On the surface, Dept. of Speculation is the kind of novel that would make issues forth with dismissive farty noises and a vigorous thumbs down. Struggling Brooklyn writer and mother grapples with ennui and her husband’s betrayal. PPbbbbttttt! In the parlance of the day the amount of fucks I give
Sometimes I’m reading a novel and the twist comes and I stare at the words and I think: “I don’t want to follow this story down this path. Like, at all.” Welcome to this distinction, The Dinner by Herman Koch. When this slight one-night-wonder starts, our narrator Paul Lohman and
In Matthew Quick’s The Good Luck of Right Now, Bartholomew Neil is a man who’s never held a job, had a girlfriend, or had any friends besides his mother. Coming off as somewhat autistic, Bartholomew is a smart man but has difficulty interacting with people, which caused him to be
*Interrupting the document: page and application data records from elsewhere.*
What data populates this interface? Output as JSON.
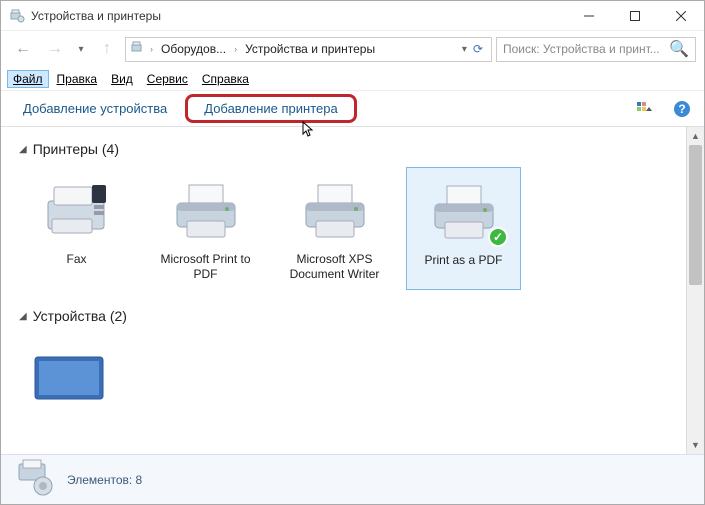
{
  "window": {
    "title": "Устройства и принтеры"
  },
  "nav": {
    "crumb1": "Оборудов...",
    "crumb2": "Устройства и принтеры"
  },
  "search": {
    "placeholder": "Поиск: Устройства и принт..."
  },
  "menu": {
    "file": "Файл",
    "edit": "Правка",
    "view": "Вид",
    "tools": "Сервис",
    "help": "Справка"
  },
  "toolbar": {
    "add_device": "Добавление устройства",
    "add_printer": "Добавление принтера"
  },
  "groups": {
    "printers": {
      "label": "Принтеры (4)"
    },
    "devices": {
      "label": "Устройства (2)"
    }
  },
  "printers": [
    {
      "label": "Fax"
    },
    {
      "label": "Microsoft Print to PDF"
    },
    {
      "label": "Microsoft XPS Document Writer"
    },
    {
      "label": "Print as a PDF"
    }
  ],
  "status": {
    "count_label": "Элементов: 8"
  }
}
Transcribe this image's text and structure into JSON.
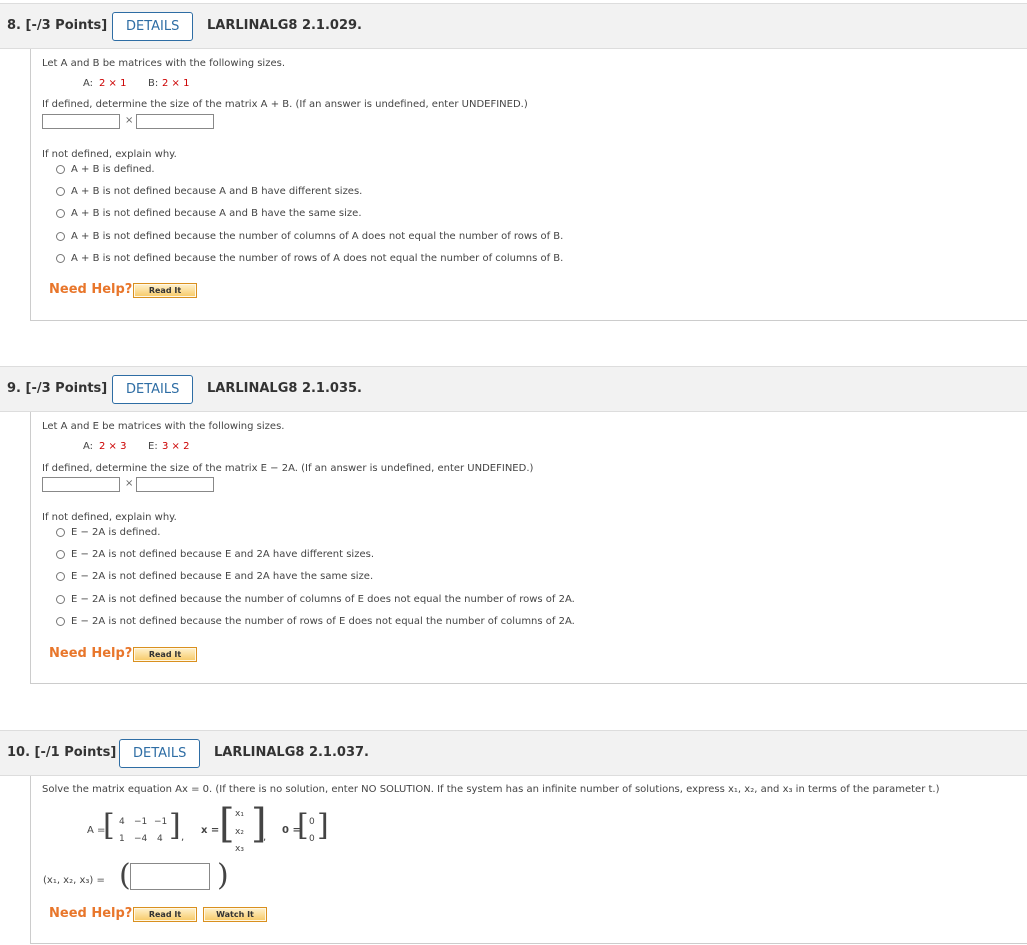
{
  "q8": {
    "points": "8.  [-/3 Points]",
    "details": "DETAILS",
    "code": "LARLINALG8 2.1.029.",
    "intro": "Let A and B be matrices with the following sizes.",
    "sizeA_label": "A:",
    "sizeA": "2 × 1",
    "sizeB_label": "B:",
    "sizeB": "2 × 1",
    "prompt": "If defined, determine the size of the matrix A + B. (If an answer is undefined, enter UNDEFINED.)",
    "times": "×",
    "explain": "If not defined, explain why.",
    "options": [
      "A + B is defined.",
      "A + B is not defined because A and B have different sizes.",
      "A + B is not defined because A and B have the same size.",
      "A + B is not defined because the number of columns of A does not equal the number of rows of B.",
      "A + B is not defined because the number of rows of A does not equal the number of columns of B."
    ],
    "help": "Need Help?",
    "read": "Read It"
  },
  "q9": {
    "points": "9.  [-/3 Points]",
    "details": "DETAILS",
    "code": "LARLINALG8 2.1.035.",
    "intro": "Let A and E be matrices with the following sizes.",
    "sizeA_label": "A:",
    "sizeA": "2 × 3",
    "sizeB_label": "E:",
    "sizeB": "3 × 2",
    "prompt": "If defined, determine the size of the matrix E − 2A. (If an answer is undefined, enter UNDEFINED.)",
    "times": "×",
    "explain": "If not defined, explain why.",
    "options": [
      "E − 2A is defined.",
      "E − 2A is not defined because E and 2A have different sizes.",
      "E − 2A is not defined because E and 2A have the same size.",
      "E − 2A is not defined because the number of columns of E does not equal the number of rows of 2A.",
      "E − 2A is not defined because the number of rows of E does not equal the number of columns of 2A."
    ],
    "help": "Need Help?",
    "read": "Read It"
  },
  "q10": {
    "points": "10.  [-/1 Points]",
    "details": "DETAILS",
    "code": "LARLINALG8 2.1.037.",
    "prompt": "Solve the matrix equation Ax = 0. (If there is no solution, enter NO SOLUTION. If the system has an infinite number of solutions, express x₁, x₂, and x₃ in terms of the parameter t.)",
    "A_label": "A =",
    "A_row1": [
      "4",
      "−1",
      "−1"
    ],
    "A_row2": [
      "1",
      "−4",
      "4"
    ],
    "x_label": "x =",
    "x_entries": [
      "x₁",
      "x₂",
      "x₃"
    ],
    "zero_label": "0 =",
    "zero_entries": [
      "0",
      "0"
    ],
    "tuple_label": "(x₁, x₂, x₃) =",
    "help": "Need Help?",
    "read": "Read It",
    "watch": "Watch It"
  }
}
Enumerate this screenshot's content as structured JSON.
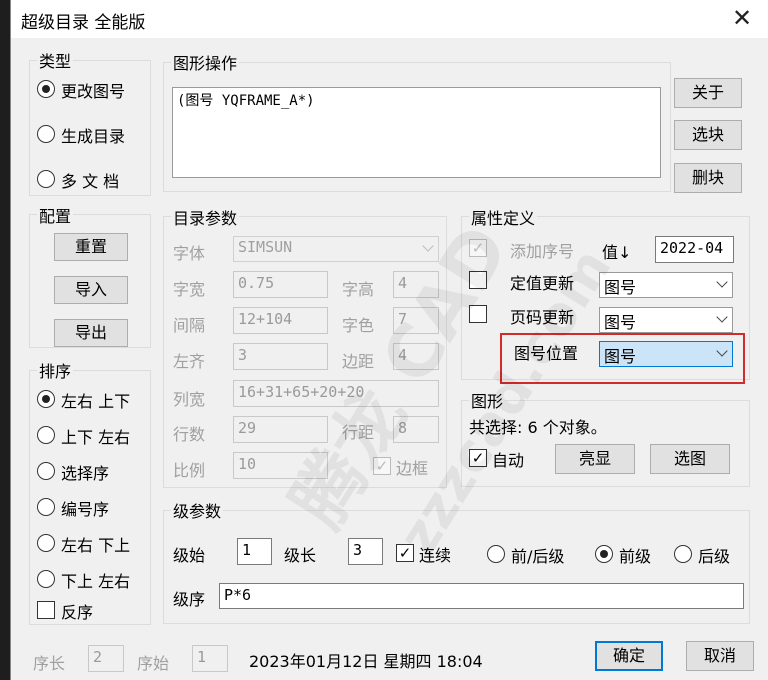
{
  "window": {
    "title": "超级目录 全能版"
  },
  "type_group": {
    "label": "类型",
    "options": [
      {
        "label": "更改图号",
        "selected": true
      },
      {
        "label": "生成目录",
        "selected": false
      },
      {
        "label": "多 文 档",
        "selected": false
      }
    ]
  },
  "config_group": {
    "label": "配置",
    "reset": "重置",
    "import": "导入",
    "export": "导出"
  },
  "sort_group": {
    "label": "排序",
    "options": [
      {
        "label": "左右 上下",
        "selected": true
      },
      {
        "label": "上下 左右",
        "selected": false
      },
      {
        "label": "选择序",
        "selected": false
      },
      {
        "label": "编号序",
        "selected": false
      },
      {
        "label": "左右 下上",
        "selected": false
      },
      {
        "label": "下上 左右",
        "selected": false
      }
    ],
    "reverse": {
      "label": "反序",
      "checked": false
    }
  },
  "shape_ops": {
    "label": "图形操作",
    "text": "(图号 YQFRAME_A*)",
    "about": "关于",
    "select_block": "选块",
    "delete_block": "删块"
  },
  "catalog_params": {
    "label": "目录参数",
    "font_label": "字体",
    "font_value": "SIMSUN",
    "char_width_label": "字宽",
    "char_width": "0.75",
    "char_height_label": "字高",
    "char_height": "4",
    "spacing_label": "间隔",
    "spacing": "12+104",
    "char_color_label": "字色",
    "char_color": "7",
    "left_align_label": "左齐",
    "left_align": "3",
    "margin_label": "边距",
    "margin": "4",
    "col_width_label": "列宽",
    "col_width": "16+31+65+20+20",
    "rows_label": "行数",
    "rows": "29",
    "row_spacing_label": "行距",
    "row_spacing": "8",
    "scale_label": "比例",
    "scale": "10",
    "border": {
      "label": "边框",
      "checked": true
    }
  },
  "attr_def": {
    "label": "属性定义",
    "add_seq": {
      "label": "添加序号",
      "checked": true
    },
    "value_label": "值↓",
    "value": "2022-04",
    "fixed_update": {
      "label": "定值更新",
      "checked": false,
      "select": "图号"
    },
    "page_update": {
      "label": "页码更新",
      "checked": false,
      "select": "图号"
    },
    "number_position": {
      "label": "图号位置",
      "select": "图号"
    }
  },
  "graphic": {
    "label": "图形",
    "status": "共选择: 6 个对象。",
    "auto": {
      "label": "自动",
      "checked": true
    },
    "highlight": "亮显",
    "select_shape": "选图"
  },
  "level_params": {
    "label": "级参数",
    "start_label": "级始",
    "start": "1",
    "length_label": "级长",
    "length": "3",
    "continuous": {
      "label": "连续",
      "checked": true
    },
    "prefix_suffix": {
      "label": "前/后级",
      "selected": false
    },
    "prefix": {
      "label": "前级",
      "selected": true
    },
    "suffix": {
      "label": "后级",
      "selected": false
    },
    "order_label": "级序",
    "order": "P*6"
  },
  "footer": {
    "seq_len_label": "序长",
    "seq_len": "2",
    "seq_start_label": "序始",
    "seq_start": "1",
    "datetime": "2023年01月12日 星期四 18:04",
    "ok": "确定",
    "cancel": "取消"
  },
  "watermark": {
    "text_cn": "腾龙 CAD",
    "text_url": "zzzcad.com"
  },
  "colors": {
    "highlight_box": "#d12b2b",
    "focus_blue": "#0078d7",
    "selected_bg": "#cce4f7"
  }
}
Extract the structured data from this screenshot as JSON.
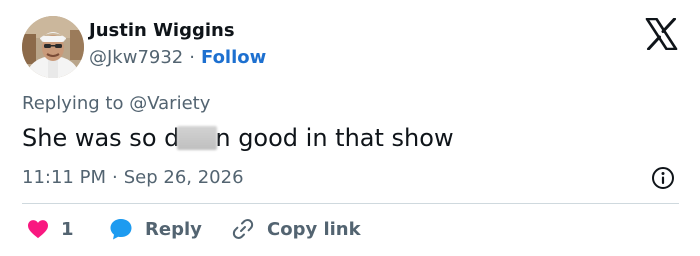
{
  "author": {
    "display_name": "Justin Wiggins",
    "handle": "@Jkw7932",
    "separator": "·",
    "follow_label": "Follow"
  },
  "reply_context": {
    "prefix": "Replying to",
    "mention": "@Variety"
  },
  "tweet": {
    "text_before": "She was so d",
    "text_after": "n good in that show"
  },
  "timestamp": {
    "time": "11:11 PM",
    "separator": "·",
    "date": "Sep 26, 2026"
  },
  "actions": {
    "like_count": "1",
    "reply_label": "Reply",
    "copy_label": "Copy link"
  },
  "colors": {
    "link": "#1d70d0",
    "heart": "#f91880",
    "reply_bubble": "#1d9bf0",
    "muted": "#536471",
    "text": "#0f1419"
  },
  "icons": [
    "x-logo-icon",
    "info-icon",
    "heart-icon",
    "reply-bubble-icon",
    "link-icon"
  ]
}
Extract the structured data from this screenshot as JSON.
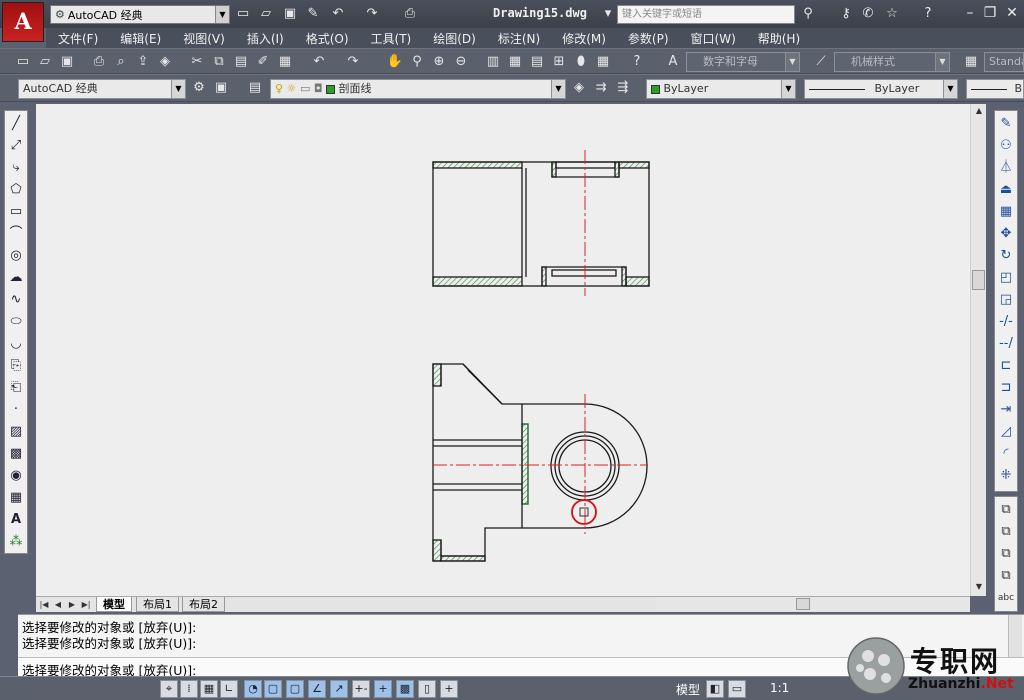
{
  "app": {
    "logo_letter": "A",
    "workspace": "AutoCAD 经典",
    "document_title": "Drawing15.dwg",
    "search_placeholder": "键入关键字或短语"
  },
  "menu": [
    "文件(F)",
    "编辑(E)",
    "视图(V)",
    "插入(I)",
    "格式(O)",
    "工具(T)",
    "绘图(D)",
    "标注(N)",
    "修改(M)",
    "参数(P)",
    "窗口(W)",
    "帮助(H)"
  ],
  "toolbar": {
    "text_style": "数字和字母",
    "dim_style": "机械样式",
    "table_style": "Standa",
    "workspace_combo": "AutoCAD 经典",
    "layer_name": "剖面线",
    "color": "ByLayer",
    "linetype": "ByLayer",
    "lineweight_partial": "B"
  },
  "layout_tabs": [
    "模型",
    "布局1",
    "布局2"
  ],
  "command": {
    "lines": [
      "选择要修改的对象或 [放弃(U)]:",
      "选择要修改的对象或 [放弃(U)]:"
    ],
    "prompt": "选择要修改的对象或 [放弃(U)]:"
  },
  "status": {
    "model": "模型",
    "scale": "1:1"
  },
  "watermark": {
    "cn": "专职网",
    "url_prefix": "Zhuanzhi",
    "url_suffix": ".Net"
  },
  "colors": {
    "hatch": "#2e8b2e",
    "centerline": "#e02020",
    "selection": "#d01010"
  }
}
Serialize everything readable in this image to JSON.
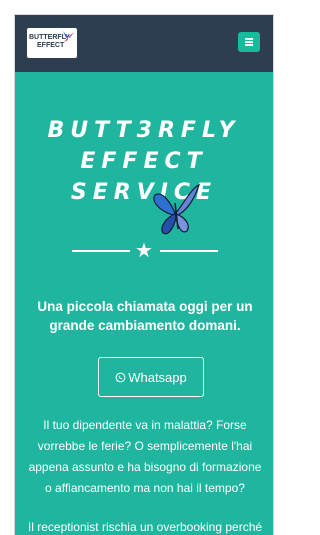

The Circle by Dave Eggers reminds me of Albert Brooks’ 2030 – a soapbox set around flat characters. In Eggers’ novel we follow Mae, a young, new employee at The Circle, a technology company that’s pretty much like Google, Facebook, PayPal, and Wikileaks in one. We’re told at the beginning
Gary Shteyngart was still wearing his awkward U.S. newbie ID when he received the nickname Gary Gnu and built an entire quirky schtick around it. This was an upgrade from second-most-hated in his classroom, a delicate balance he maintains soon after his family comes to American from Leningrad in the
A few years ago when I was reviewing Slut Lullabies by Gina Frangello, I made the proclamation that you must read at least three books by a writer before you could claim them as a favorite. I like to make up rules and bylaws about things. Well, guess what people?